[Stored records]
-*-*-

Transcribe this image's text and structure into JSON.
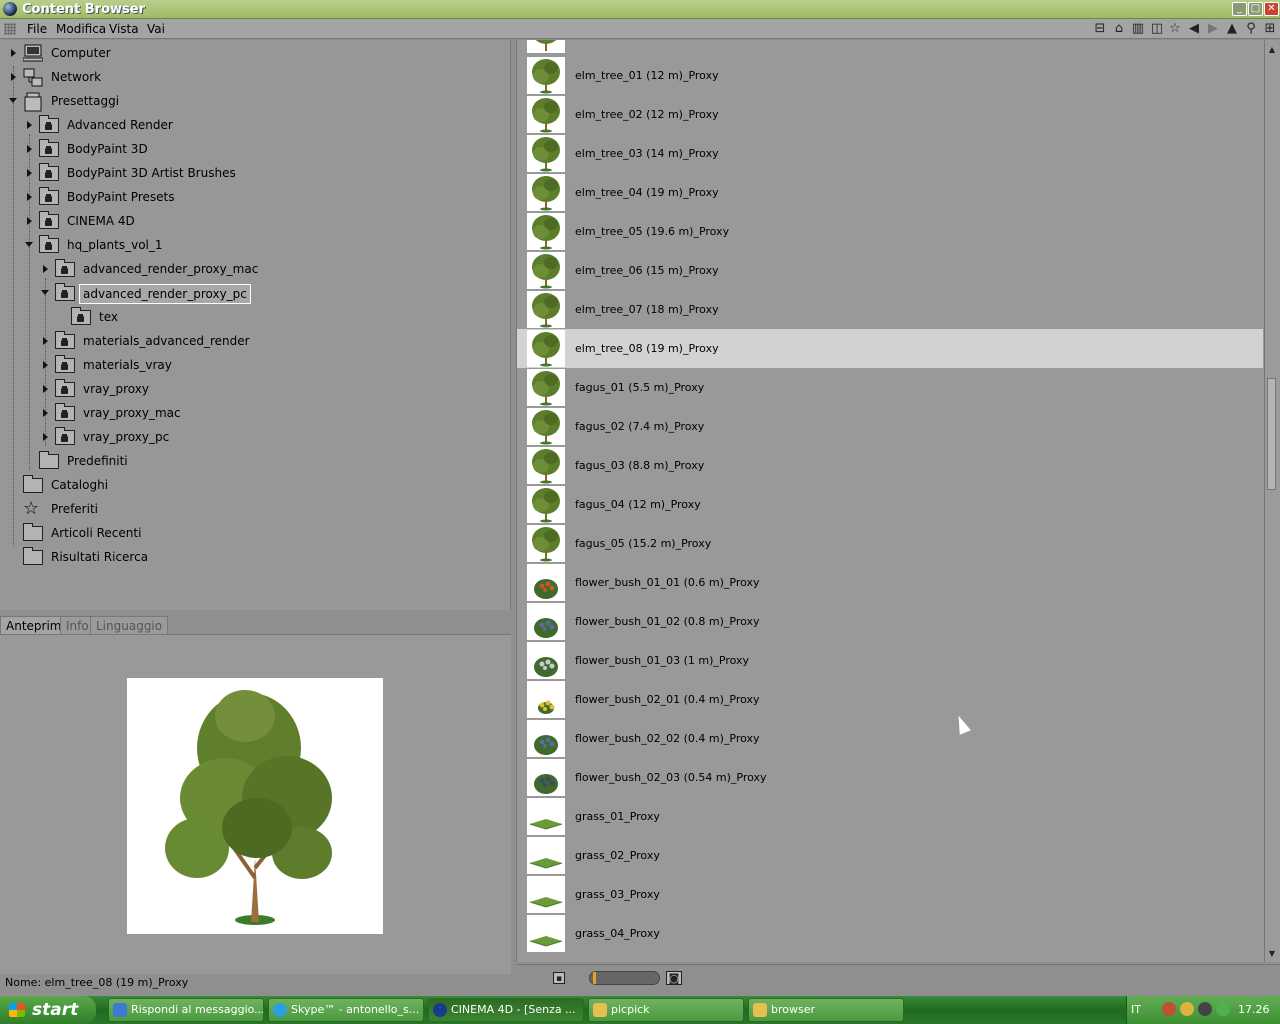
{
  "window": {
    "title": "Content Browser"
  },
  "menu": [
    "File",
    "Modifica",
    "Vista",
    "Vai"
  ],
  "toolbar_icons": [
    "view-mode-icon",
    "home-icon",
    "preset-icon",
    "catalog-icon",
    "star-icon",
    "back-icon",
    "forward-icon",
    "up-icon",
    "search-icon",
    "add-icon"
  ],
  "tree": [
    {
      "label": "Computer",
      "icon": "computer-icon"
    },
    {
      "label": "Network",
      "icon": "network-icon"
    },
    {
      "label": "Presettaggi",
      "icon": "preset-jar-icon"
    },
    {
      "label": "Advanced Render",
      "icon": "locked-folder-icon"
    },
    {
      "label": "BodyPaint 3D",
      "icon": "locked-folder-icon"
    },
    {
      "label": "BodyPaint 3D Artist Brushes",
      "icon": "locked-folder-icon"
    },
    {
      "label": "BodyPaint Presets",
      "icon": "locked-folder-icon"
    },
    {
      "label": "CINEMA 4D",
      "icon": "locked-folder-icon"
    },
    {
      "label": "hq_plants_vol_1",
      "icon": "open-locked-folder-icon"
    },
    {
      "label": "advanced_render_proxy_mac",
      "icon": "locked-folder-icon"
    },
    {
      "label": "advanced_render_proxy_pc",
      "icon": "open-locked-folder-icon"
    },
    {
      "label": "tex",
      "icon": "locked-folder-icon"
    },
    {
      "label": "materials_advanced_render",
      "icon": "locked-folder-icon"
    },
    {
      "label": "materials_vray",
      "icon": "locked-folder-icon"
    },
    {
      "label": "vray_proxy",
      "icon": "locked-folder-icon"
    },
    {
      "label": "vray_proxy_mac",
      "icon": "locked-folder-icon"
    },
    {
      "label": "vray_proxy_pc",
      "icon": "locked-folder-icon"
    },
    {
      "label": "Predefiniti",
      "icon": "folder-icon"
    },
    {
      "label": "Cataloghi",
      "icon": "catalog-icon"
    },
    {
      "label": "Preferiti",
      "icon": "star-icon"
    },
    {
      "label": "Articoli Recenti",
      "icon": "folder-icon"
    },
    {
      "label": "Risultati Ricerca",
      "icon": "search-folder-icon"
    }
  ],
  "tabs": [
    "Anteprima",
    "Info",
    "Linguaggio"
  ],
  "preview": {
    "name_label": "Nome:",
    "name_value": "elm_tree_08 (19 m)_Proxy"
  },
  "items": [
    {
      "label": "elm_tree_01 (12 m)_Proxy",
      "kind": "tree"
    },
    {
      "label": "elm_tree_02 (12 m)_Proxy",
      "kind": "tree"
    },
    {
      "label": "elm_tree_03 (14 m)_Proxy",
      "kind": "tree"
    },
    {
      "label": "elm_tree_04 (19 m)_Proxy",
      "kind": "tree"
    },
    {
      "label": "elm_tree_05 (19.6 m)_Proxy",
      "kind": "tree"
    },
    {
      "label": "elm_tree_06 (15 m)_Proxy",
      "kind": "tree"
    },
    {
      "label": "elm_tree_07 (18 m)_Proxy",
      "kind": "tree"
    },
    {
      "label": "elm_tree_08 (19 m)_Proxy",
      "kind": "tree"
    },
    {
      "label": "fagus_01 (5.5 m)_Proxy",
      "kind": "tree"
    },
    {
      "label": "fagus_02 (7.4 m)_Proxy",
      "kind": "tree"
    },
    {
      "label": "fagus_03 (8.8 m)_Proxy",
      "kind": "tree"
    },
    {
      "label": "fagus_04 (12 m)_Proxy",
      "kind": "tree"
    },
    {
      "label": "fagus_05 (15.2 m)_Proxy",
      "kind": "tree"
    },
    {
      "label": "flower_bush_01_01 (0.6 m)_Proxy",
      "kind": "bush-red"
    },
    {
      "label": "flower_bush_01_02 (0.8 m)_Proxy",
      "kind": "bush-blue"
    },
    {
      "label": "flower_bush_01_03 (1 m)_Proxy",
      "kind": "bush-white"
    },
    {
      "label": "flower_bush_02_01 (0.4 m)_Proxy",
      "kind": "bush-yellow"
    },
    {
      "label": "flower_bush_02_02 (0.4 m)_Proxy",
      "kind": "bush-blue"
    },
    {
      "label": "flower_bush_02_03 (0.54 m)_Proxy",
      "kind": "bush-dark"
    },
    {
      "label": "grass_01_Proxy",
      "kind": "grass"
    },
    {
      "label": "grass_02_Proxy",
      "kind": "grass"
    },
    {
      "label": "grass_03_Proxy",
      "kind": "grass"
    },
    {
      "label": "grass_04_Proxy",
      "kind": "grass"
    }
  ],
  "selected_index": 7,
  "taskbar": {
    "start": "start",
    "tasks": [
      "Rispondi al messaggio...",
      "Skype™ - antonello_s...",
      "CINEMA 4D - [Senza ...",
      "picpick",
      "browser"
    ],
    "active_task": 2,
    "language": "IT",
    "clock": "17.26"
  },
  "colors": {
    "selection": "#d2d2d2",
    "title_green": "#9fbb66",
    "taskbar_green": "#2a762a"
  }
}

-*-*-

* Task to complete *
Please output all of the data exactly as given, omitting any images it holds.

* Problem solution *
Transcribe this image's text and structure into JSON.
{
  "window": {
    "title": "Content Browser"
  },
  "menu": [
    "File",
    "Modifica",
    "Vista",
    "Vai"
  ],
  "toolbar_icons": [
    "view-mode-icon",
    "home-icon",
    "preset-icon",
    "catalog-icon",
    "star-icon",
    "back-icon",
    "forward-icon",
    "up-icon",
    "search-icon",
    "add-icon"
  ],
  "tree": [
    {
      "label": "Computer",
      "icon": "computer-icon"
    },
    {
      "label": "Network",
      "icon": "network-icon"
    },
    {
      "label": "Presettaggi",
      "icon": "preset-jar-icon"
    },
    {
      "label": "Advanced Render",
      "icon": "locked-folder-icon"
    },
    {
      "label": "BodyPaint 3D",
      "icon": "locked-folder-icon"
    },
    {
      "label": "BodyPaint 3D Artist Brushes",
      "icon": "locked-folder-icon"
    },
    {
      "label": "BodyPaint Presets",
      "icon": "locked-folder-icon"
    },
    {
      "label": "CINEMA 4D",
      "icon": "locked-folder-icon"
    },
    {
      "label": "hq_plants_vol_1",
      "icon": "open-locked-folder-icon"
    },
    {
      "label": "advanced_render_proxy_mac",
      "icon": "locked-folder-icon"
    },
    {
      "label": "advanced_render_proxy_pc",
      "icon": "open-locked-folder-icon"
    },
    {
      "label": "tex",
      "icon": "locked-folder-icon"
    },
    {
      "label": "materials_advanced_render",
      "icon": "locked-folder-icon"
    },
    {
      "label": "materials_vray",
      "icon": "locked-folder-icon"
    },
    {
      "label": "vray_proxy",
      "icon": "locked-folder-icon"
    },
    {
      "label": "vray_proxy_mac",
      "icon": "locked-folder-icon"
    },
    {
      "label": "vray_proxy_pc",
      "icon": "locked-folder-icon"
    },
    {
      "label": "Predefiniti",
      "icon": "folder-icon"
    },
    {
      "label": "Cataloghi",
      "icon": "catalog-icon"
    },
    {
      "label": "Preferiti",
      "icon": "star-icon"
    },
    {
      "label": "Articoli Recenti",
      "icon": "folder-icon"
    },
    {
      "label": "Risultati Ricerca",
      "icon": "search-folder-icon"
    }
  ],
  "tabs": [
    "Anteprima",
    "Info",
    "Linguaggio"
  ],
  "preview": {
    "name_label": "Nome:",
    "name_value": "elm_tree_08 (19 m)_Proxy"
  },
  "items": [
    {
      "label": "elm_tree_01 (12 m)_Proxy",
      "kind": "tree"
    },
    {
      "label": "elm_tree_02 (12 m)_Proxy",
      "kind": "tree"
    },
    {
      "label": "elm_tree_03 (14 m)_Proxy",
      "kind": "tree"
    },
    {
      "label": "elm_tree_04 (19 m)_Proxy",
      "kind": "tree"
    },
    {
      "label": "elm_tree_05 (19.6 m)_Proxy",
      "kind": "tree"
    },
    {
      "label": "elm_tree_06 (15 m)_Proxy",
      "kind": "tree"
    },
    {
      "label": "elm_tree_07 (18 m)_Proxy",
      "kind": "tree"
    },
    {
      "label": "elm_tree_08 (19 m)_Proxy",
      "kind": "tree"
    },
    {
      "label": "fagus_01 (5.5 m)_Proxy",
      "kind": "tree"
    },
    {
      "label": "fagus_02 (7.4 m)_Proxy",
      "kind": "tree"
    },
    {
      "label": "fagus_03 (8.8 m)_Proxy",
      "kind": "tree"
    },
    {
      "label": "fagus_04 (12 m)_Proxy",
      "kind": "tree"
    },
    {
      "label": "fagus_05 (15.2 m)_Proxy",
      "kind": "tree"
    },
    {
      "label": "flower_bush_01_01 (0.6 m)_Proxy",
      "kind": "bush-red"
    },
    {
      "label": "flower_bush_01_02 (0.8 m)_Proxy",
      "kind": "bush-blue"
    },
    {
      "label": "flower_bush_01_03 (1 m)_Proxy",
      "kind": "bush-white"
    },
    {
      "label": "flower_bush_02_01 (0.4 m)_Proxy",
      "kind": "bush-yellow"
    },
    {
      "label": "flower_bush_02_02 (0.4 m)_Proxy",
      "kind": "bush-blue"
    },
    {
      "label": "flower_bush_02_03 (0.54 m)_Proxy",
      "kind": "bush-dark"
    },
    {
      "label": "grass_01_Proxy",
      "kind": "grass"
    },
    {
      "label": "grass_02_Proxy",
      "kind": "grass"
    },
    {
      "label": "grass_03_Proxy",
      "kind": "grass"
    },
    {
      "label": "grass_04_Proxy",
      "kind": "grass"
    }
  ],
  "selected_index": 7,
  "taskbar": {
    "start": "start",
    "tasks": [
      "Rispondi al messaggio...",
      "Skype™ - antonello_s...",
      "CINEMA 4D - [Senza ...",
      "picpick",
      "browser"
    ],
    "active_task": 2,
    "language": "IT",
    "clock": "17.26"
  },
  "colors": {
    "selection": "#d2d2d2",
    "title_green": "#9fbb66",
    "taskbar_green": "#2a762a"
  }
}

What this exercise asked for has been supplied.